People who never coded think that software that they can pick a book “Learn Python in 24 hours” and they can start building things. Unfortunately, learning language basics is not enough to build a software business.
But, let’s assume that you decided to learn to program. There are 2 ways to learn besides going to 4-year college:
- Boot camps
Self-learning only makes sense if you have massive time at your disposal. And if there is nobody to guide you will spend a lot of time and energy learning things that do not matter.
There is a famous 10,000 rule which states that in order to be proficient in any field one must spend about 10,000 hours practicing.
For instance, I have a degree in Electrical Engineering. I took several programming classes in college, but mostly I learned software development myself. It took me 5 years and in the end, I became a Junior Developer.
The difference between me and someone who learns to code in order to build a business is that I had a passion for development, and I wanted to be a programmer, not a business owner.
Boot camps are becoming increasingly popular. Personally, I never met anyone who spent 12-14 weeks in the class and being ready to build anything valuable.
But let’s assume that boot camps can teach you. They still come at a high cost. One needs to spend at least 3 months in the class working 70-90 hours a week. And they are not cheap.
Assuming that after boot camp one can at best be a Junior Developer wouldn’t it makes sense to spend $20K hire another Junior Developer to work on the product.
The goal of a startup founder is to achieve traction, find better product/market fit. Frankly, I don’t think it’s good to spend time and money learning some skill instead of working on the business.
In my opinion, the only reason to learn to code is one wants to be a coder.
Can you build MVP without tech co-founder?
Now, when we rejected the idea of learning programming language and we still can’t find tech co-founder which options do we have?
First, let’s answer other questions.
- Do you really need a technical implementation to get to your next step?
- Are you just trying to validate the idea with prospective customers?
- Do customer and/or investors really need a working MVP or can you could put together a prototype put together in PowerPoint or a wireframing tool like Balsamiq?
- Can you use low code or no code tools like Buildfire or AppyPie do the trick?
Unless the idea needs to prove that it can actually be built, an actual product is possibly not needed.
In case if you absolutely need a real MVP – a solid, stable, working minimum viable product used by paying clients there are still other options: crowdsourcing, outsourcing, hiring offshore development team.
Crowdfunding is the alternative to angel and venture investment. Find out how much your ideal tech cofounder needs to implement your product and if your Kickstarter raises enough funds to get him on board. Crowdfunding can also be used to validate the idea.
Outsourcing can be an option if you have enough money. Using a 3rd party vendor can guarantee a movement forward and gives you something to show to people. The thing is that you have to know what your product you are building, and how to communicate the vision to the development team.
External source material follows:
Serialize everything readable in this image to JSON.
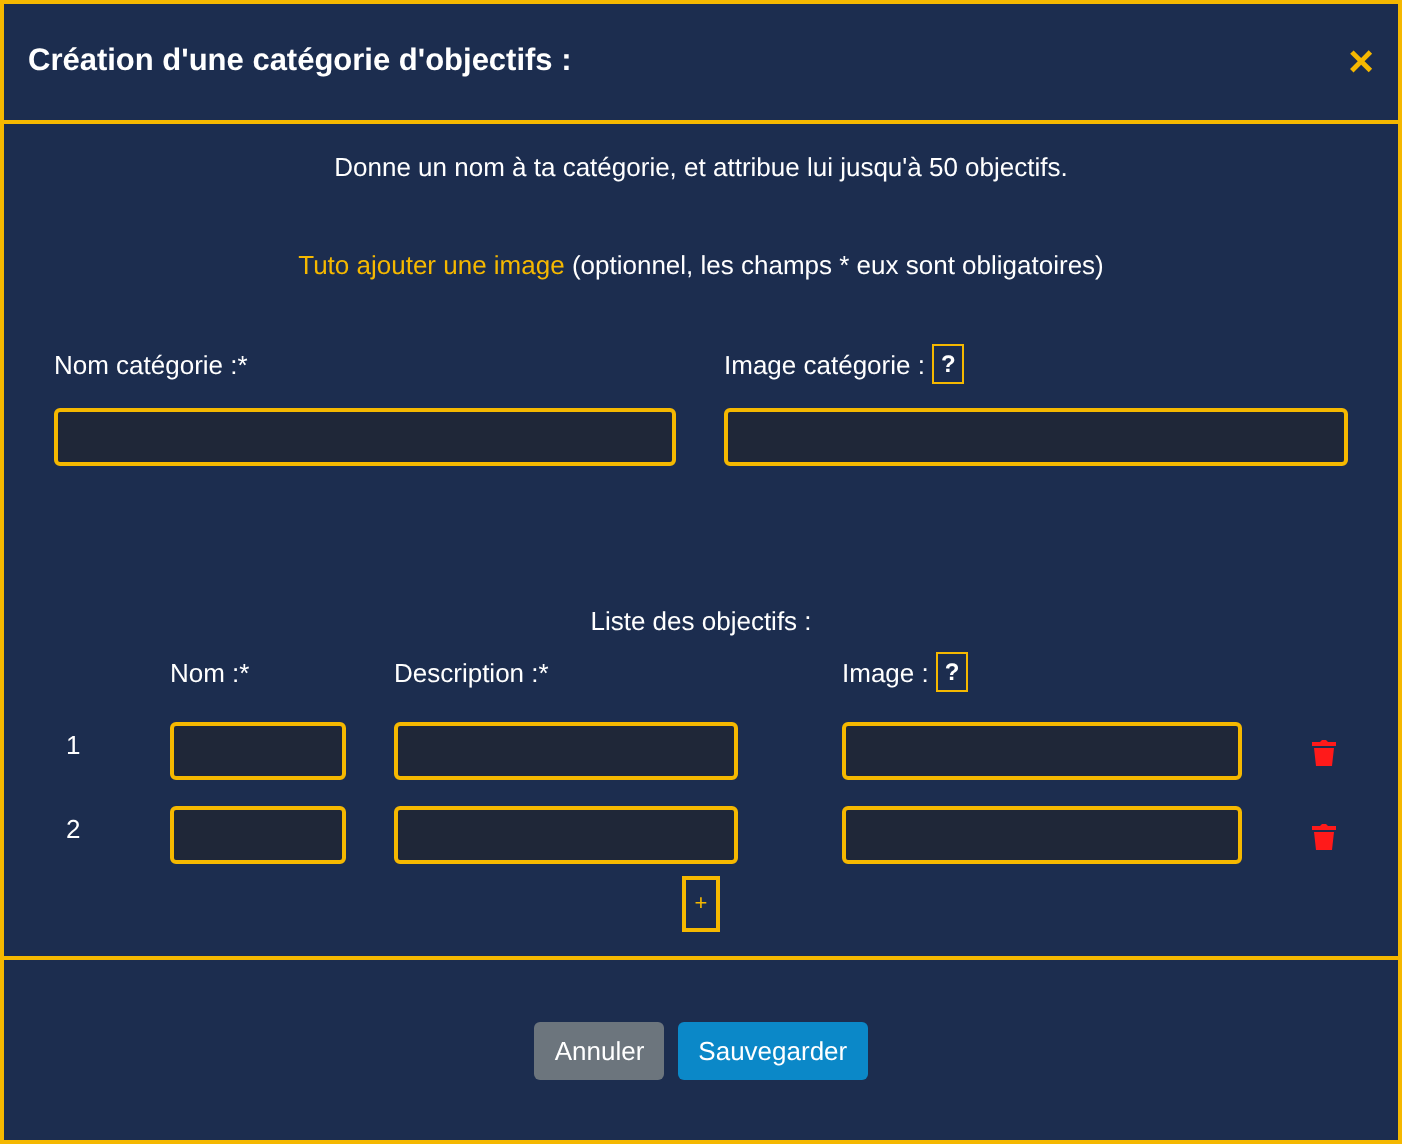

One of the dangers of outsourcing is that unless you have experience running a technical project it is easy to get a product that meets your specifications, but still not doing what you need. Vendors will never say No to you because they profit from having the founder build more.
For this reason, if you choose to go this route, I recommend you use a consultant who can translate your needs and make sure that the vendor is not cutting corners.
In case if you are short on money then you can use offshore developers. When using offshore you can build a product for the fraction of what the outsourcing company would charge. You can read following articles about advantages and challenges of offshore software development:
It only makes sense to learn to code if you want to be a programmer.
If not, then find a junior developer, use low code solutions, outsource, hire offshore developers. In other words, do what you do the best – hustle.